    • Example: Thermoregulation, blood glucose levels, blood CO2 levels.
  24. Positive Feedback System
    • Reinforces the change that is occurring
    • Tends to produce destabilizing effects and disrupt homeostasis
    • Bring specific body functions to completion
    • Example: Control of labor contractions during birth of a baby
  25. Body Fluids
    • Body fluids are composed of water, oxygen, nutrients, proteins and ions
    • Intracellular fluid -Within cells
    • Extracellular fluid- Outside of body cells
    • Blood plasma
    • Lymph
    • CSF
    • Synovial fluid
    • Interstitial fluid
  26. Directional Terminology
    • Refers to the body in anatomical position
    • Commonly used directional terms:

    • Anterior (or ventral) - At the front of the body
    • Dorsal (or posterior) - At the back of the body
    • Medial - Nearer to the midline of the body
    • Lateral - Farther from the midline of the body
    • Proximal - Nearer to the attachment of the limb to the trunk
    • Distal - Farther from the attachment of the limb to the trunk

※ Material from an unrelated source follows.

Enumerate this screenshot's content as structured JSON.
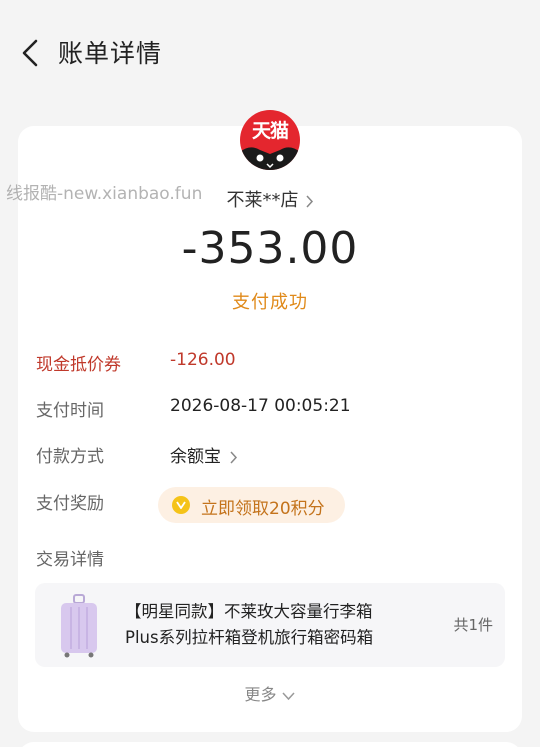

    • Body Planes - Planes that are used to divide body or organs into definite areas
    • Coronal/Frontal Plane - Divides body into anterior and posterior part
    • Saggital PlaneVertical plane - Divides the body in right and left section
    • If section divides the body into two equal parts

    • Transverse Plane
    • Horizontal plane
    • Divides body into superior and inferior parts
  27. Body Cavities
    • Body cavities that are the spaces within the human body that help to protect, separate and support internal organs
    • Dorsal (Posterior) Body Cavity
    • Cranial Cavity -Contains brain
    • Vertebral (Spinal) Cavity - Contains the spinal cord
  28. Ventral (Anterior) Body Cavity
    Thoracic Cavity

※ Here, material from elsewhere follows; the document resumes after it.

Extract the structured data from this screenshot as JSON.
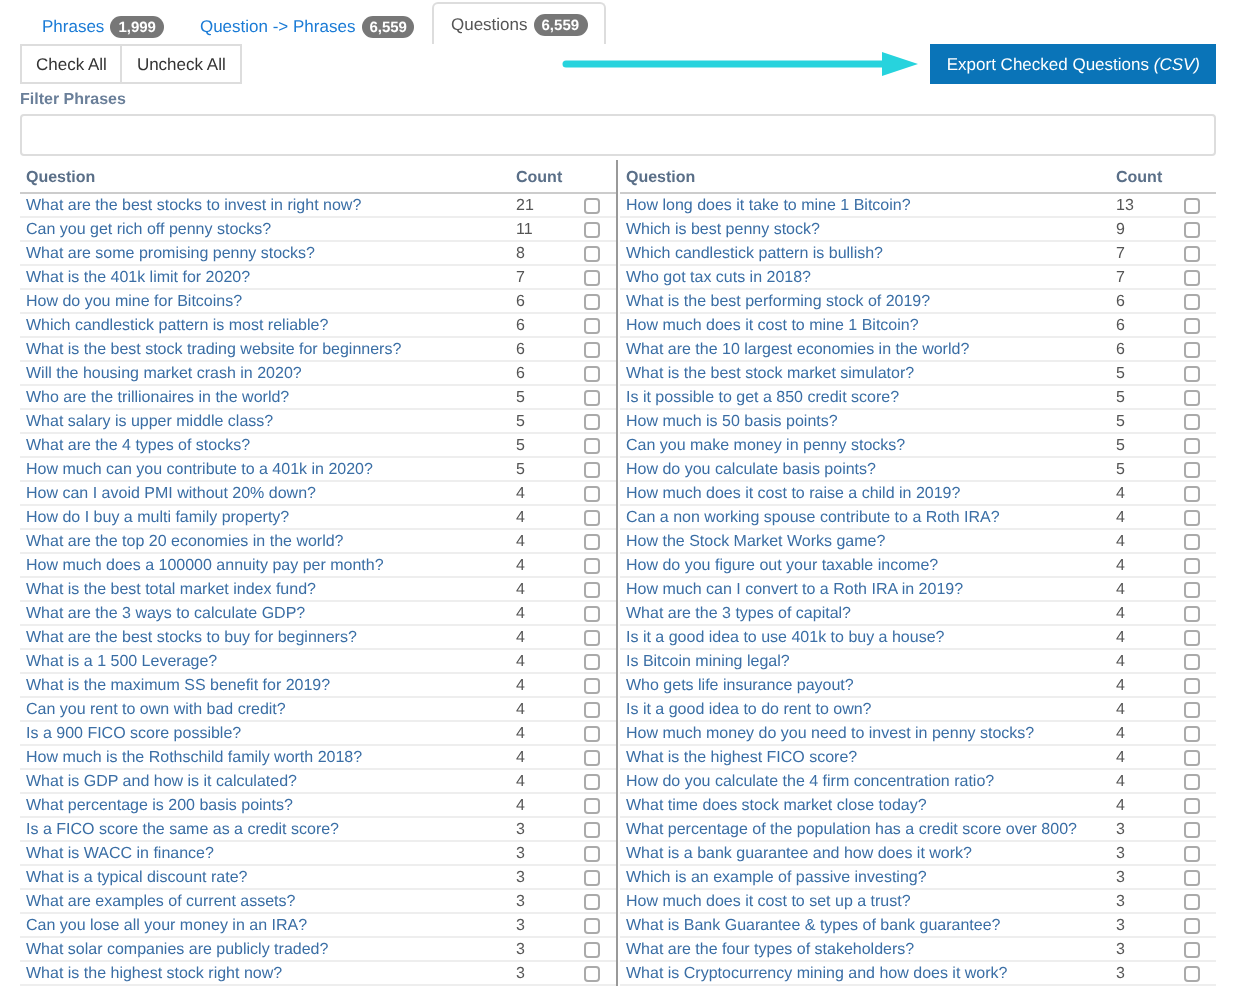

    • Pleural Cavity - Contains the left and right lung
    • Pericardial Cavity - Contains the heart
    • Mediastinum - Central portion of thoracic cavity
    • Contains the heart, thymus, esophagus, trachea,

    Ventral (Anterior) Body Cavity

    • Abdominal Cavity - Contains stomach, liver, gallblader, small intestine and part of large intestine, and kidneys
    • Pelvic Cavity or “True Pelvis” - Contains the urinary bladder, portion of large intestine rectum and internal female/male reproductive systems
  29. Medical Imaging Techniques
    • Magnetic Resonance Imaging (MRI)MRI
    • uses magnetic field, radio waves and a computer to produce images of organs, soft tissue and bone. Distinguish body tissue based on relative water content
    • Allows to distinguish between normal from abnormal tissue (e.g. blood clothes, tumors)
  30. Computerized Axial Tomography (CAT)
    • Uses x-ray equipment to produces multiple images of the body
    • Computer joins the images together and produces a cross-sectional view of area of interest
    • CAT scans allow for visualization of internal organs such as bone, soft tissue and blood vessels
    • Useful in a diagnosis of cancer, cardiovascular diseases, trauma etc…
  31. Positron Emission Tomography (PET)
    • Involves the injection of tracer liquid (radioactive chemical), which accumulates in the specific organs and tissues
    • Tracer gives off tiny positively charged particles that are recorded by camera and form an image.
    • Not as detailed as CAT scan or MRI
    • Used in clinical oncology for the detection of rapidly growing malignant tumors
    • Used in neurology, to detect pathological changes in the brain (e.g. Parkinson's or Alzheimer disease)
  32. Ultrasound Imaging
    • Body is probed with a high frequency sound waves that echo off the body tissues
    • Safe and non-invasive
    • Used for the visualization of the fetus during pregnancy